I’ve witnessed many significant changes in the technologies and workflow practices of tax and accounting firms in the last several years. Likewise, as we transition to the name CPA Practice Advisor and start a new chapter in the 20-year history of this magazine, I’d like to highlight a few of the technology changes that I think are the most critical to the efficiency and productivity of modern professional tax and accounting firms.
The Paperless Office
The move to a digital work environment was initially painful for many firms. The transition was first to paperless “document storage” programs: systems that provided essentially an electronic filing cabinet. More advanced “document management” systems would come a little later.
The concept was simple enough. With document storage or management systems, users are able to quickly search, find and retrieve documents without leaving their desk. And more advanced features allow users to add review notes, automate retention policies, maintain version control and restrict access to specific users. They also include collaboration tools such as email integration, client portals, scan-based optical character recognition (OCR), and even remote access.
As more firms adopted paperless environments, it was quickly apparent that new workflow processes had to be designed in order to best capitalize on the new digital workspace. The move to front-end scanning/digitization of documents became critical to efficiency.
In addition to designing these new processes, other technologies arrived that continued to build on the paperless premise. The most notable workflow optimization technologies have focused around source document automation tools for scanning, organizing and populating. See www.CPAPracticeAdvisor.com/go/2840 for more on source document automation.
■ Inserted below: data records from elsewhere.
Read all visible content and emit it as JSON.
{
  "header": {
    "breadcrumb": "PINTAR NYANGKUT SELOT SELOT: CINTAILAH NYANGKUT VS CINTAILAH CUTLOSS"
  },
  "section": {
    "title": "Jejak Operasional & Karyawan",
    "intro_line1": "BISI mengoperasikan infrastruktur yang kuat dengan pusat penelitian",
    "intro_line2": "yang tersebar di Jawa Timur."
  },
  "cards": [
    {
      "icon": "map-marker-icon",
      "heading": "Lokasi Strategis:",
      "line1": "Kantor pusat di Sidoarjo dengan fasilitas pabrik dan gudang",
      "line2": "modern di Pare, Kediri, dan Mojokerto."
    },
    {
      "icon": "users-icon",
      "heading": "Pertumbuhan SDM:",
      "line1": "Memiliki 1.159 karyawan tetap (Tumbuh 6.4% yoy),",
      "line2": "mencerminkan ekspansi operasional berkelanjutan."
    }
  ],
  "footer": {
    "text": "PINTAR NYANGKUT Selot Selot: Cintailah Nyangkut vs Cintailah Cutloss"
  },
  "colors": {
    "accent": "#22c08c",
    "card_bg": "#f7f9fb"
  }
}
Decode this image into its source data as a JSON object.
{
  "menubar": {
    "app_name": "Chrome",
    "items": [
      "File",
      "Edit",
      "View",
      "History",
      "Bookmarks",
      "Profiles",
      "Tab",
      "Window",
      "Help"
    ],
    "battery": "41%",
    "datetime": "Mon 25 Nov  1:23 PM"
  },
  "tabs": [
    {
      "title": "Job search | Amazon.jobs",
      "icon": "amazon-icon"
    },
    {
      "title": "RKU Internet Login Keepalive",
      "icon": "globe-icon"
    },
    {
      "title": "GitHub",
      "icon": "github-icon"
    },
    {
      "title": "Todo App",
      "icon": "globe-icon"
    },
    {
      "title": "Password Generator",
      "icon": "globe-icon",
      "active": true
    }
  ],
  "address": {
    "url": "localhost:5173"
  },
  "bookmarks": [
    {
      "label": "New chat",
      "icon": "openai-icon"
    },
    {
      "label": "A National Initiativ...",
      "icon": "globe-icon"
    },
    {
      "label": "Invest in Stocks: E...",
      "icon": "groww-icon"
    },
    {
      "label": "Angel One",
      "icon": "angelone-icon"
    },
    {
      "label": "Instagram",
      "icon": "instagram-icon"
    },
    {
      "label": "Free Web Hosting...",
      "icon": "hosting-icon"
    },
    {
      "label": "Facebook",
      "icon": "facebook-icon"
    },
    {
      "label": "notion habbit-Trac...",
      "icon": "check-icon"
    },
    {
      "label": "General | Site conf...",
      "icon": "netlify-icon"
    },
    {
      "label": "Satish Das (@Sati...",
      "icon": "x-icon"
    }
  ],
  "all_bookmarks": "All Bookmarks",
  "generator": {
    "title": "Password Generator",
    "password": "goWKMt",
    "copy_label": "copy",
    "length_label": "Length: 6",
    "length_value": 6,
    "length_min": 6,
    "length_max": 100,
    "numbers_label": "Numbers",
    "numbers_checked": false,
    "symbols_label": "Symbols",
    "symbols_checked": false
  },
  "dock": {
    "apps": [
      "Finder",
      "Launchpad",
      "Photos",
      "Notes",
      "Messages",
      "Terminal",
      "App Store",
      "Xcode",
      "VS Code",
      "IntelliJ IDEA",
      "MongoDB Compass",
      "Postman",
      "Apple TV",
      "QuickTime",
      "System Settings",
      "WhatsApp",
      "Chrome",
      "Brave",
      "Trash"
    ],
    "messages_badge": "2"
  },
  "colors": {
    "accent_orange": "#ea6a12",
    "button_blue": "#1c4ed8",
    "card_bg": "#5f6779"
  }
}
These types of systems vary greatly in functionality and are now available for almost all professional tax packages. The ability to simply scan source documents at the beginning of an engagement, with the system automatically organizing them into a digital document and pulling key data, can save hours of tedious data entry.
New workflow tools promise to further extend the benefits of paperless practices by offering direct access to client financial institution documents. In other words, with client permission, firms will be able to pull W-2s, 1099s, 1098s and many brokerage statements directly from secure portals, which removes the need for scanning since the documents are “always digital.”
The Cloud & SaaS
I’ve never been a fan of the term cloud computing, but I am a big proponent of what it means for the profession and individuals. Quite simply, I believe that web-based everything is the next logical step, and the benefits to tax and accounting practices are many. In some ways, we’ve been using “the cloud” for decades, such as debit cards that let you remotely access your banking institution to perform functions such as deposits, withdrawals, electronic debits and transfers. The data is “remotely accessed,” and few would wish for a return to the days before that was possible. Most of us use online banking tools for personal financial management, and we also use social networking tools, contact management, email and other online tools every day. So it really isn’t a large step to move toward online applications.
With professional programs hosted and maintained by the technology vendors, firms are relieved of IT headaches and constant system updates. Then there’s universal remote access: No matter your location, client engagement work can be accessed, allowing users more flexibility with work schedules and allowing firms to retain skilled employees who may move away. Plus, with the continuing adoption of smartphones like the iPhone, Android, BlackBerry and Windows Phone 7, thousands of financial-oriented apps are available, including many designed specifically for tax and accounting professionals.
Data is always backed up at multiple sites, almost eliminating the threat of catastrophic loss of client data due to server and computer crashes, neglected backup routines, natural disasters and other events to which your firm might be susceptible. The top technology vendors serving the profession use SAS70 Type II compliant environments for data storage, meaning your client data is almost certainly safer in “the cloud” than it is in your own office.
I realize that there are countless other technology trends that have helped shape the profession, as well as those that are continuing to take form. All of these are part of the dynamic technological evolution of the profession, and are evidence of the need to be open to new ideas, technologies and workflow processes.